Higher Education’s Mission Remains Unchanged and Just as Important as Ever

R. Marsh Starks / UNLV Photo Services
UNLV Spring 2016 Commencement morning session held at the Thomas and Mack Center on May 14, 2016.

By Cathy McAdoo, Amy Carvalho, and Dale Erquiaga

From its inception, Nevada has demonstrated a commitment to higher education and an awareness of the need for our residents to have the skills and knowledge necessary for success. Our state Constitution established a university and, since 1874, we have benefited from a continuous presence of public higher education institutions.

We were recently named to three of the leadership positions in the Nevada System of Higher Education (NSHE): chair and vice Chair of the Board of Regents (NSHE’s elected governing body), and acting chancellor (the system’s chief executive officer). Together with the eleven other regents and eight institutional presidents, we are committed to embracing this moment in history to fulfill the vision of those who long ago committed the Silver State to a path lighted by the opportunities only education can provide.

NSHE, like any other organization, is not perfect. We have had our challenges, particularly in the last year. Conflict between board members and the chancellor played out in public; a chancellor departed in April. There has been turnover in system staff and questions about hiring processes. We recognize this poses challenges for us as leaders and for the system as a whole. But we are committed to meeting those challenges head on and treating this moment as an opportunity to engage with all who are willing to improve the culture, climate, and offerings of our diverse institutions of learning.

In academic year 2020-21, more than 20,000 students graduated from our colleges and universities, with awards as varied as an associate degree in criminal justice, a bachelor’s degree in engineering, a master’s in public health, PhDs in astronomy and brain sciences, and almost every imaginable credential in between. The 105,000 students who will return to our campuses this fall will similarly be in pursuit of everything from workforce credentials to advanced research doctoral degrees.

Our institutions, our faculty and staff, and most importantly our students are the face of Nevada’s future. Our goal is to support every aspect of education — from the faculty and staff who are so critical to instructing our students, to the students whose future will be shaped in large part by the degree or credential they earn.

The fact that we have two nationally ranked research universities and a world-renowned research institute within Nevada’s borders means that students are learning from some of the best minds in their chosen field.

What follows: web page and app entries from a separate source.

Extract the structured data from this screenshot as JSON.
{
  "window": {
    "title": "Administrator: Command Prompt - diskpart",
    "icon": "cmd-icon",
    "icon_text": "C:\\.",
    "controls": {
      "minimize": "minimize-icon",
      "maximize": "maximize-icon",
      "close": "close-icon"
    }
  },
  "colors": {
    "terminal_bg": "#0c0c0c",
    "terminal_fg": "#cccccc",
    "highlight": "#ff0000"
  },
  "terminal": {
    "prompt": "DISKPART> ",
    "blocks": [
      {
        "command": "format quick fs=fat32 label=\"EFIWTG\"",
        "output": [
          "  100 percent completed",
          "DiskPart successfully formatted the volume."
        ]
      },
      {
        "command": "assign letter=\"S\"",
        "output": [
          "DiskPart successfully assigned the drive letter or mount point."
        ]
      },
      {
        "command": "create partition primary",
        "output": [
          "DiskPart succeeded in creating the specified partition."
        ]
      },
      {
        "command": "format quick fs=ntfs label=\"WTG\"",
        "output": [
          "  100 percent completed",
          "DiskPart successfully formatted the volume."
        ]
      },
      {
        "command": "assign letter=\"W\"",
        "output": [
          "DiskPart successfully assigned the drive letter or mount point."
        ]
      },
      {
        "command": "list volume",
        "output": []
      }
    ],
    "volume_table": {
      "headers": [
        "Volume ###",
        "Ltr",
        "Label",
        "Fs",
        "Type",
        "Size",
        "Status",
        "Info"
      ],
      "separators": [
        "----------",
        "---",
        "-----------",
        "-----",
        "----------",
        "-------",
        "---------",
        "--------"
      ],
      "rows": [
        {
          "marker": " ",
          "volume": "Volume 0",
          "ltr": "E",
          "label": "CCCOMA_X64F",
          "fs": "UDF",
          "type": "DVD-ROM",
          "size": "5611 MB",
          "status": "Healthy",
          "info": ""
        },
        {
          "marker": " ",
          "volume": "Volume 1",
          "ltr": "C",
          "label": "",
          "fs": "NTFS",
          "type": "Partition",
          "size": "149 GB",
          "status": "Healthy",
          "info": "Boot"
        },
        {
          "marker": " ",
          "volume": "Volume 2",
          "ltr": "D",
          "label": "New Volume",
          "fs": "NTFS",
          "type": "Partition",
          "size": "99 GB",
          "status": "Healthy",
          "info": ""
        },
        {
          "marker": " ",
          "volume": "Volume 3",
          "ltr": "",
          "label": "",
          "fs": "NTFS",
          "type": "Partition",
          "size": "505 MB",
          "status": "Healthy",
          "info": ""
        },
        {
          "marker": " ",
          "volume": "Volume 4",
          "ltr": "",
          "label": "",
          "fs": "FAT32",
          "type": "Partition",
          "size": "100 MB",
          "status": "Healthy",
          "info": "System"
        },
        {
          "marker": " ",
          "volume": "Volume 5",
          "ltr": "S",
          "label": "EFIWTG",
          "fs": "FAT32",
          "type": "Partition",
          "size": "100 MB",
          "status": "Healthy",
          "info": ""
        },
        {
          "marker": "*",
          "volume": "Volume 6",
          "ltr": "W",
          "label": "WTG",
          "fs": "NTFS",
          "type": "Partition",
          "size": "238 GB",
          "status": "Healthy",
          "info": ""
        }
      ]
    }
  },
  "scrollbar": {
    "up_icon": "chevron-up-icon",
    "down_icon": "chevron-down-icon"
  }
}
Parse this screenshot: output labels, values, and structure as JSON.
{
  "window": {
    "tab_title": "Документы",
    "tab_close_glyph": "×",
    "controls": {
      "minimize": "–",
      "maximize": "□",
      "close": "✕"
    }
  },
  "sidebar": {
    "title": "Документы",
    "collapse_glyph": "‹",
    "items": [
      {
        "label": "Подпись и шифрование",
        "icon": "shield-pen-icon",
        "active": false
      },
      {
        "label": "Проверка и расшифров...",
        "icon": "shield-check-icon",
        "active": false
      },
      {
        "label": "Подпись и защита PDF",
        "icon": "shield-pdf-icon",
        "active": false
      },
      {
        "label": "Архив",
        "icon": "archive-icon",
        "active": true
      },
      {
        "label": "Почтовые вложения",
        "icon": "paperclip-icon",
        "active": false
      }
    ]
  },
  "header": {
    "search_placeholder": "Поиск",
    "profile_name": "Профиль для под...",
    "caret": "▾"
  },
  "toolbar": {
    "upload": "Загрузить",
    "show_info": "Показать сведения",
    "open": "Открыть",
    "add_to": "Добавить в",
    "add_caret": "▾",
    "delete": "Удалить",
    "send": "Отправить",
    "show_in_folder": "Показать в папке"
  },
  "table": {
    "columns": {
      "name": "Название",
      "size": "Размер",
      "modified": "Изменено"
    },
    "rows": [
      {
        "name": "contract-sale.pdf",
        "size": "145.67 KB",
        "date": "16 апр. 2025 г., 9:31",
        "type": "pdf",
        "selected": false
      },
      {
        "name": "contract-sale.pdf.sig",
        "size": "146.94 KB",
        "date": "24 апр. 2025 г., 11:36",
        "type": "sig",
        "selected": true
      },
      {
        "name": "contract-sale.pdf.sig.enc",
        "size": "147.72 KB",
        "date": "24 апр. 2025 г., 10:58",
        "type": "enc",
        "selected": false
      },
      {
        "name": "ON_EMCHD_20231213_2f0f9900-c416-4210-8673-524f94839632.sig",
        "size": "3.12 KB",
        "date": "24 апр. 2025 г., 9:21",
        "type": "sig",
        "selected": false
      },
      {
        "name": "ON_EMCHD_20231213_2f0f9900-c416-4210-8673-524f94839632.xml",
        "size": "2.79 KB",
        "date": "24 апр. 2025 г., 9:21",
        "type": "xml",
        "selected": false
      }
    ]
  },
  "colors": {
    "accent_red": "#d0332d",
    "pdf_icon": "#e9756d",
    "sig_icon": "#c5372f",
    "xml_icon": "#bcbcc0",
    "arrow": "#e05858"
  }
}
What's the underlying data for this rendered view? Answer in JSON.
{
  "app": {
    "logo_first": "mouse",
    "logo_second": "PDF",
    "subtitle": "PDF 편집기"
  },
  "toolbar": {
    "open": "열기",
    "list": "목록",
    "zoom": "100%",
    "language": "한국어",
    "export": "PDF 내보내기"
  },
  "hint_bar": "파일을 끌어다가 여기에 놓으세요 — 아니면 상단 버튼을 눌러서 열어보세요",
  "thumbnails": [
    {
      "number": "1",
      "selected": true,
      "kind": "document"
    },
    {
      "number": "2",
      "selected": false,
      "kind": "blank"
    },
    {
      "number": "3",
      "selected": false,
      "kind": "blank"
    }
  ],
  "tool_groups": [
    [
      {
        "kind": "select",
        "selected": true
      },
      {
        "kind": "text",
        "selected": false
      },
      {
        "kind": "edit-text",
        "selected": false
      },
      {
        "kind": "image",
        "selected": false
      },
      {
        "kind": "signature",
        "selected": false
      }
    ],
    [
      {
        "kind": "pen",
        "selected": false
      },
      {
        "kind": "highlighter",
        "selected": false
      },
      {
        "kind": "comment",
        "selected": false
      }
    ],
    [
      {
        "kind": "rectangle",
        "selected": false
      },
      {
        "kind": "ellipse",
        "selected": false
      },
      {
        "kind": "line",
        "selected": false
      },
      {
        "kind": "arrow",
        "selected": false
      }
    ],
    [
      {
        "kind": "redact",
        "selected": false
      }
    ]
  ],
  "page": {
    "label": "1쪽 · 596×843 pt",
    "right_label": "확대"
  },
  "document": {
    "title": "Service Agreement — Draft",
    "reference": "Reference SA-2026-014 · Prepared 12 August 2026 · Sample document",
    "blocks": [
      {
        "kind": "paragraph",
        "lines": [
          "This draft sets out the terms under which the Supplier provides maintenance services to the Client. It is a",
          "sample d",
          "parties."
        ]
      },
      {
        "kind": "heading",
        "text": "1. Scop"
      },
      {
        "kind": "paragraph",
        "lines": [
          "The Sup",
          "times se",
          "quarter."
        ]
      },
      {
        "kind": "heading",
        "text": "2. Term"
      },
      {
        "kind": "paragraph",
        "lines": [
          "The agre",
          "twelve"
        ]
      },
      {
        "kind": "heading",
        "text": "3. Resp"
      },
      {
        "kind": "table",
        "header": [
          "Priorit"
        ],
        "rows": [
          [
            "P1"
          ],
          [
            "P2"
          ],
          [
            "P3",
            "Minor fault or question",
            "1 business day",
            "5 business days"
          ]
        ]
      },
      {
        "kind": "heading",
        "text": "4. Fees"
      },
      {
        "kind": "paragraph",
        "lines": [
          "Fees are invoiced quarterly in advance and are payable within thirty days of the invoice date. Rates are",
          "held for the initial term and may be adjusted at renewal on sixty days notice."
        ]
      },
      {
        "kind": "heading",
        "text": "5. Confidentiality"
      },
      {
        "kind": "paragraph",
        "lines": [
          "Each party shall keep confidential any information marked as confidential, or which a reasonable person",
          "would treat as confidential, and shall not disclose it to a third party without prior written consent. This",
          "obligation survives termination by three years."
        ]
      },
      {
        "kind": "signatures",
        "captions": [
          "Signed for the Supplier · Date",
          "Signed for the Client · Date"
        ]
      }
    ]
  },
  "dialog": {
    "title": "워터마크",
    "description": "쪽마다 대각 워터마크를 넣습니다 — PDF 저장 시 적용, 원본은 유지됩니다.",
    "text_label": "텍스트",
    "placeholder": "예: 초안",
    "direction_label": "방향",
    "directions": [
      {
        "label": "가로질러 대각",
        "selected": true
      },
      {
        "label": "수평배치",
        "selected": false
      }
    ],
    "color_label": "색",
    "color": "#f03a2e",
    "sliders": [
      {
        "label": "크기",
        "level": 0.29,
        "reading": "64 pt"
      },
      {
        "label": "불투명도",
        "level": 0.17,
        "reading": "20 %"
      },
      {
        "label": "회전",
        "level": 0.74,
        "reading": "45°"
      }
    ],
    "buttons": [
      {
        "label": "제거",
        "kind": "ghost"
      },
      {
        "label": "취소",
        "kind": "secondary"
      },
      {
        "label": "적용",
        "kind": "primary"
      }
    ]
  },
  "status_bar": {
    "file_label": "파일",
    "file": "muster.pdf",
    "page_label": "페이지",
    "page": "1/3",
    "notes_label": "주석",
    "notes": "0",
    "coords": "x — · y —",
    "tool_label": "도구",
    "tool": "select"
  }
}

They can work on innovative programs often not found anywhere else. And the close-knit relationships between our state and community colleges, the business community, and economic development agencies – urban and rural, north and south – means that Nevadans seeking new skills in an ever-changing economy can likely find a training program right in their backyard.

Our mission has not changed since 1874: To provide higher education to the citizens of the state at an excellent level of quality consistent with the state’s resources. We and our leadership colleagues are pledged to be fiscally responsible and ever vigilant in building a strong economy for this great state. It is a daunting but crucial endeavor that will ultimately mean a better Nevada for every resident.

Statistics from before the pandemic make it clear that college-educated individuals were much less likely to be unemployed. Even as the economy restructures in these post-pandemic times, we know that jobs of the future will demand more workers with at least some college education. A host of other statistics – from lifetime earning potential to annual retirement income, volunteerism to voting participation – all point to the value of a college education.

As we begin a new fiscal year and prepare for a new academic year, we are committed to moving beyond where we’ve been and working together on behalf of all Nevadans, because we know this: “Education is an ornament in prosperity and a refuge in adversity.” That statement is as true today as it was when it was first uttered over 2,000 years ago by Aristotle. Education changes lives for the better, and the Nevada System of Higher Education is changing the future of Nevada.